Why does this matter? An ice sheet with a warm bottom can respond more quickly to a warming climate, meaning East Antarctica's massive glaciers might soon shift into fast-flowing mode, rapidly raising sea levels.

Smellie and his colleagues looked at the ice sheet's past history during warmer and colder climate swings by examining volcanic rocks in Victoria Land, which includes a large segment of the Transantarctic Mountains, the range the separates East and West Antarctica. [Images: The Majestic Transantarctic Mountains]

"There are a lot of unique features about volcanoes that erupt under ice sheets, and we can determine how warm [the base of] that ice sheet was," Smellie said.

They discovered that neither side was right. East Antarctica wasn't exclusively warm or cold in the past 12 million years. Instead, the base of the ice sheet was a patchwork throughout its history.
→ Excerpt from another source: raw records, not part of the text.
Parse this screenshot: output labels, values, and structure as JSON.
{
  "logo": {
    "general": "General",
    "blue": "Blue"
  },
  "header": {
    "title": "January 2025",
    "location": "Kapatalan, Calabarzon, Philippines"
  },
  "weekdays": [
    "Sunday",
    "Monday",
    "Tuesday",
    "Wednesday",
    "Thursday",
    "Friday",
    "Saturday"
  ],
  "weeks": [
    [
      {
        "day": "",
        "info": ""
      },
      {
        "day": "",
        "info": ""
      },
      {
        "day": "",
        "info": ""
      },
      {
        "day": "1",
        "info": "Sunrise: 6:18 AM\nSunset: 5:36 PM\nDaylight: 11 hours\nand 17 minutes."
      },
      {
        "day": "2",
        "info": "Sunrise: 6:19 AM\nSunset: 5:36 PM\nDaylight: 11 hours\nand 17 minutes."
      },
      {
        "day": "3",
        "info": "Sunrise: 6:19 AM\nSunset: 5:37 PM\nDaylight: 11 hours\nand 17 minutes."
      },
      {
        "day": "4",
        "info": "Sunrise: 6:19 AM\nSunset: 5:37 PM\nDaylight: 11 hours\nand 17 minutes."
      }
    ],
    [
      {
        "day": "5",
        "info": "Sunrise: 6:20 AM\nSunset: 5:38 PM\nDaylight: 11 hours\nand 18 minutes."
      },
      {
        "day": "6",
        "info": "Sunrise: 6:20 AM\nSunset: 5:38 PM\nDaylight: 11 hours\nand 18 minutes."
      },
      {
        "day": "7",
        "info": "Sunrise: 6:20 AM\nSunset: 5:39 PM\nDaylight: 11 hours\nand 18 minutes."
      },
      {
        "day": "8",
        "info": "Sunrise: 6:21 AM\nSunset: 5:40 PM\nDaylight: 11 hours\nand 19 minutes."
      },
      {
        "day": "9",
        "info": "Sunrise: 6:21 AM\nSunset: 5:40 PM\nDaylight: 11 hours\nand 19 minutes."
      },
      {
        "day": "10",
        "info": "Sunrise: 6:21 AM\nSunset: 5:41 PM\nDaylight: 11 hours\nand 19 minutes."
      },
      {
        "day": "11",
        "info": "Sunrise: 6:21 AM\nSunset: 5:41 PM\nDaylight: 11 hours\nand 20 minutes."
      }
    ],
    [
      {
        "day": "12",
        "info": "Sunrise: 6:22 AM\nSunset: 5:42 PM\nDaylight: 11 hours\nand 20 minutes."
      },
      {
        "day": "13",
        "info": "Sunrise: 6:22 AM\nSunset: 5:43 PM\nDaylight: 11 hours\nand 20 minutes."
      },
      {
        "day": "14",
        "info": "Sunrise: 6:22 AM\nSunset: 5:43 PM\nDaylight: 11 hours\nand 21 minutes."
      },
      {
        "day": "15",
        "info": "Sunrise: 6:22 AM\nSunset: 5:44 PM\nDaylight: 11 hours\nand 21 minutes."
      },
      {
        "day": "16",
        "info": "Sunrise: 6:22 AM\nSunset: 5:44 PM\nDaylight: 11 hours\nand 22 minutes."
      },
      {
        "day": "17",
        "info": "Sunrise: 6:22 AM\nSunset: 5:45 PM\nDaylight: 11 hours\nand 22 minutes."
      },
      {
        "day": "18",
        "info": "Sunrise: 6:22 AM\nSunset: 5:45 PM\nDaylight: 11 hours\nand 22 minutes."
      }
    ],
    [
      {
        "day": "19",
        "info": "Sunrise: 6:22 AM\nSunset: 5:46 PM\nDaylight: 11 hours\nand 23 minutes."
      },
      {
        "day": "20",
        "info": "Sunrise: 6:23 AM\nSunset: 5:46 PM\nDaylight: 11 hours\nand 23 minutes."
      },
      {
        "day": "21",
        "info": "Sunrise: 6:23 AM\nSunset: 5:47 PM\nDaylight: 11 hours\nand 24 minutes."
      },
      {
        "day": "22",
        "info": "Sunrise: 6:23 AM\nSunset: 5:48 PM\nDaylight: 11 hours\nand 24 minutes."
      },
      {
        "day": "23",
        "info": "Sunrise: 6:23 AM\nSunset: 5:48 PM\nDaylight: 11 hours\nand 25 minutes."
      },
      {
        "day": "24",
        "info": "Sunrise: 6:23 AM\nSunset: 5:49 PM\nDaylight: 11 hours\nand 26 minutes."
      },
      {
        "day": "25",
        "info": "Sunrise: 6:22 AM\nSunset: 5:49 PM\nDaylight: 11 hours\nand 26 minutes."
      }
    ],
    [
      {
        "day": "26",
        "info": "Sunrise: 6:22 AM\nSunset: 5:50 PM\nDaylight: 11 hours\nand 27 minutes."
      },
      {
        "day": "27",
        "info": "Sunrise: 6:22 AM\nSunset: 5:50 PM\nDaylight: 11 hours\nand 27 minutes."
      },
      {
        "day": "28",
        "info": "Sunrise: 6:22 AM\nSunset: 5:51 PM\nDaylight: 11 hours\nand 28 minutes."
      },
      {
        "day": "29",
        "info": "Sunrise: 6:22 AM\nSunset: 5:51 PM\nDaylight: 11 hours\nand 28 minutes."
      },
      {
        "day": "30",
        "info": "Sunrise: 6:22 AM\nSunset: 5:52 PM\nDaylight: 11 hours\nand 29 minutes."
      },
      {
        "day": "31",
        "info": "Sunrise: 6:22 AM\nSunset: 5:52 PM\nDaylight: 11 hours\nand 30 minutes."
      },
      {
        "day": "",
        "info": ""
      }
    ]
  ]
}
The findings were published in January 2014 in the journal Geology.

"[East Antarctica] is not liable to collapse if the world increases in temperature by 3 degrees Celsius," (or 5.4 degrees Fahrenheit), Smellie said.

Lava and ice at Veniaminof volcano in Alaska, Aug. 2013. (Image credit: Ben Edwards)

Growing interest

While glaciovolcanism is attracting growing interest from scientists, its experts say there is much work to be done in exploring and explaining volcano-ice interactions.

At Tolbachik, Edwards was studying a modern volcano to better interpret the strange shapes that formed when Canada's volcanoes erupted beneath glaciers.

Lava freezes into amazing patterns when it flows on, under and next to ice and snow, and modern eruptions offer clues to how these patterns form. "Most of my career is trying to do forensic studies, so it is very, very instructive to actually watch the lavas go into the ice and watch the textures form," Edwards said.

"I think we're on the cusp of a big burst of people starting to really take apart these old volcanoes," Edwards added. "There are a lot of places where no one has looked at these deposits."

Smellie hopes the burgeoning field will someday provide better constraints on climate models.

"One thing, which is kind of the holy grail for me, is that people have quite logically linked the waxing and waning of ice sheets to global sea levels, but no one has got any handle on the actual volumes of ice that are melting at any one time," he said. "My hope is that glaciovolcanism will give us much more rigorous and realistic thicknesses for ice in past times," Smellie said.

Email Becky Oskin or follow her @beckyoskin. Follow us @OAPlanet, Facebook and Google+. Original article at Live Science's Our Amazing Planet.

Becky Oskin
Contributing Writer
Becky Oskin covers Earth science, climate change and space, as well as general science topics. Becky was a science reporter at Live Science and The Pasadena Star-News; she has freelanced for New Scientist and the American Institute of Physics. She earned a master's degree in geology from Caltech, a bachelor's degree from Washington State University, and a graduate certificate in science writing from the University of California, Santa Cruz.